━━ GIVEN RECORDS
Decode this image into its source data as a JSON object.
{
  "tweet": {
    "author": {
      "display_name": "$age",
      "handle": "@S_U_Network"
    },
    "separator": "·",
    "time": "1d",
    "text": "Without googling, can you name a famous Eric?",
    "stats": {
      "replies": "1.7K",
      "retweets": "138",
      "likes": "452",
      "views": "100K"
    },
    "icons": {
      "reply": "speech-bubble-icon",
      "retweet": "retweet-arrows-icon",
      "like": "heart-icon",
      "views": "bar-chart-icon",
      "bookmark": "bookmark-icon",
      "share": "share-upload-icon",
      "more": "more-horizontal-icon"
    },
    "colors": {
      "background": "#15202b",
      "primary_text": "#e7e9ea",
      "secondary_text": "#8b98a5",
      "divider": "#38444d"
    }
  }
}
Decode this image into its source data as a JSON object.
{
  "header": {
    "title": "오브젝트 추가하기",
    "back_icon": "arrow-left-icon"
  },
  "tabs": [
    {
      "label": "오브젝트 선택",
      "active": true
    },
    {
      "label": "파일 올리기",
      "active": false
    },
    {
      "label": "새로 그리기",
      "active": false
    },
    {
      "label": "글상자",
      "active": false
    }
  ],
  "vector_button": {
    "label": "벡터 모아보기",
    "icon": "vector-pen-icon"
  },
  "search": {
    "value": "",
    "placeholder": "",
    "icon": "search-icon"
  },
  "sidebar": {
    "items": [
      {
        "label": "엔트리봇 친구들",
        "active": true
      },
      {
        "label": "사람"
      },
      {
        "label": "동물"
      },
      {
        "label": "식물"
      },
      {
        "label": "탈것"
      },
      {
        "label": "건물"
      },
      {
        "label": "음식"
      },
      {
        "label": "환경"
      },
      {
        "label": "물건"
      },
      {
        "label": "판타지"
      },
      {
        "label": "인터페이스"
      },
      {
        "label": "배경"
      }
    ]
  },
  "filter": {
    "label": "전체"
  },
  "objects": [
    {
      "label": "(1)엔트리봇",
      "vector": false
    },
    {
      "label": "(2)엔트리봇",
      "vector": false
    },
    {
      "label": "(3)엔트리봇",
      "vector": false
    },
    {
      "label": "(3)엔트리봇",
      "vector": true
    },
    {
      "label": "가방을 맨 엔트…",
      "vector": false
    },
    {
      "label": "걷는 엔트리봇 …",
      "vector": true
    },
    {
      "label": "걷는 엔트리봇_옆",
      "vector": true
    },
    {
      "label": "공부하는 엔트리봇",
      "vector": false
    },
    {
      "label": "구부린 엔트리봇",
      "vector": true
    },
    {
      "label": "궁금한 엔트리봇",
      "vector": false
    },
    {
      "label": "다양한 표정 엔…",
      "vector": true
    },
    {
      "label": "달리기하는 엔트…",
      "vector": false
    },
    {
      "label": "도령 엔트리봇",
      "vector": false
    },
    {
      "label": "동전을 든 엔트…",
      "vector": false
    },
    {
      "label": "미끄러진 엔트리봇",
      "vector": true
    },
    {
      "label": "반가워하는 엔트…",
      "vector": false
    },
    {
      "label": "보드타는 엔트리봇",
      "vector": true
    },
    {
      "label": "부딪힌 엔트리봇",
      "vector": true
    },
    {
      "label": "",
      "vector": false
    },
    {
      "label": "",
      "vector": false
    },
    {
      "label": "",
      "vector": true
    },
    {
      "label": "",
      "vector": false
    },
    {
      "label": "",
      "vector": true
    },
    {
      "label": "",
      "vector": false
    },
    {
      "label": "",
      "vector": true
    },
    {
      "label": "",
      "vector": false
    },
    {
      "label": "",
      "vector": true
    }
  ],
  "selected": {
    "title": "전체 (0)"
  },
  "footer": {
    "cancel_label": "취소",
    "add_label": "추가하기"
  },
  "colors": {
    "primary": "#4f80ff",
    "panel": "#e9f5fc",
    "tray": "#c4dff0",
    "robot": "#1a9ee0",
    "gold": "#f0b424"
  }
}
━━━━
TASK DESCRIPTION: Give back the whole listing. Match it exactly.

WRITTEN RESPONSE:
Decode this image into its source data as a JSON object.
{
  "tweet": {
    "author": {
      "display_name": "$age",
      "handle": "@S_U_Network"
    },
    "separator": "·",
    "time": "1d",
    "text": "Without googling, can you name a famous Eric?",
    "stats": {
      "replies": "1.7K",
      "retweets": "138",
      "likes": "452",
      "views": "100K"
    },
    "icons": {
      "reply": "speech-bubble-icon",
      "retweet": "retweet-arrows-icon",
      "like": "heart-icon",
      "views": "bar-chart-icon",
      "bookmark": "bookmark-icon",
      "share": "share-upload-icon",
      "more": "more-horizontal-icon"
    },
    "colors": {
      "background": "#15202b",
      "primary_text": "#e7e9ea",
      "secondary_text": "#8b98a5",
      "divider": "#38444d"
    }
  }
}
Decode this image into its source data as a JSON object.
{
  "header": {
    "title": "오브젝트 추가하기",
    "back_icon": "arrow-left-icon"
  },
  "tabs": [
    {
      "label": "오브젝트 선택",
      "active": true
    },
    {
      "label": "파일 올리기",
      "active": false
    },
    {
      "label": "새로 그리기",
      "active": false
    },
    {
      "label": "글상자",
      "active": false
    }
  ],
  "vector_button": {
    "label": "벡터 모아보기",
    "icon": "vector-pen-icon"
  },
  "search": {
    "value": "",
    "placeholder": "",
    "icon": "search-icon"
  },
  "sidebar": {
    "items": [
      {
        "label": "엔트리봇 친구들",
        "active": true
      },
      {
        "label": "사람"
      },
      {
        "label": "동물"
      },
      {
        "label": "식물"
      },
      {
        "label": "탈것"
      },
      {
        "label": "건물"
      },
      {
        "label": "음식"
      },
      {
        "label": "환경"
      },
      {
        "label": "물건"
      },
      {
        "label": "판타지"
      },
      {
        "label": "인터페이스"
      },
      {
        "label": "배경"
      }
    ]
  },
  "filter": {
    "label": "전체"
  },
  "objects": [
    {
      "label": "(1)엔트리봇",
      "vector": false
    },
    {
      "label": "(2)엔트리봇",
      "vector": false
    },
    {
      "label": "(3)엔트리봇",
      "vector": false
    },
    {
      "label": "(3)엔트리봇",
      "vector": true
    },
    {
      "label": "가방을 맨 엔트…",
      "vector": false
    },
    {
      "label": "걷는 엔트리봇 …",
      "vector": true
    },
    {
      "label": "걷는 엔트리봇_옆",
      "vector": true
    },
    {
      "label": "공부하는 엔트리봇",
      "vector": false
    },
    {
      "label": "구부린 엔트리봇",
      "vector": true
    },
    {
      "label": "궁금한 엔트리봇",
      "vector": false
    },
    {
      "label": "다양한 표정 엔…",
      "vector": true
    },
    {
      "label": "달리기하는 엔트…",
      "vector": false
    },
    {
      "label": "도령 엔트리봇",
      "vector": false
    },
    {
      "label": "동전을 든 엔트…",
      "vector": false
    },
    {
      "label": "미끄러진 엔트리봇",
      "vector": true
    },
    {
      "label": "반가워하는 엔트…",
      "vector": false
    },
    {
      "label": "보드타는 엔트리봇",
      "vector": true
    },
    {
      "label": "부딪힌 엔트리봇",
      "vector": true
    },
    {
      "label": "",
      "vector": false
    },
    {
      "label": "",
      "vector": false
    },
    {
      "label": "",
      "vector": true
    },
    {
      "label": "",
      "vector": false
    },
    {
      "label": "",
      "vector": true
    },
    {
      "label": "",
      "vector": false
    },
    {
      "label": "",
      "vector": true
    },
    {
      "label": "",
      "vector": false
    },
    {
      "label": "",
      "vector": true
    }
  ],
  "selected": {
    "title": "전체 (0)"
  },
  "footer": {
    "cancel_label": "취소",
    "add_label": "추가하기"
  },
  "colors": {
    "primary": "#4f80ff",
    "panel": "#e9f5fc",
    "tray": "#c4dff0",
    "robot": "#1a9ee0",
    "gold": "#f0b424"
  }
}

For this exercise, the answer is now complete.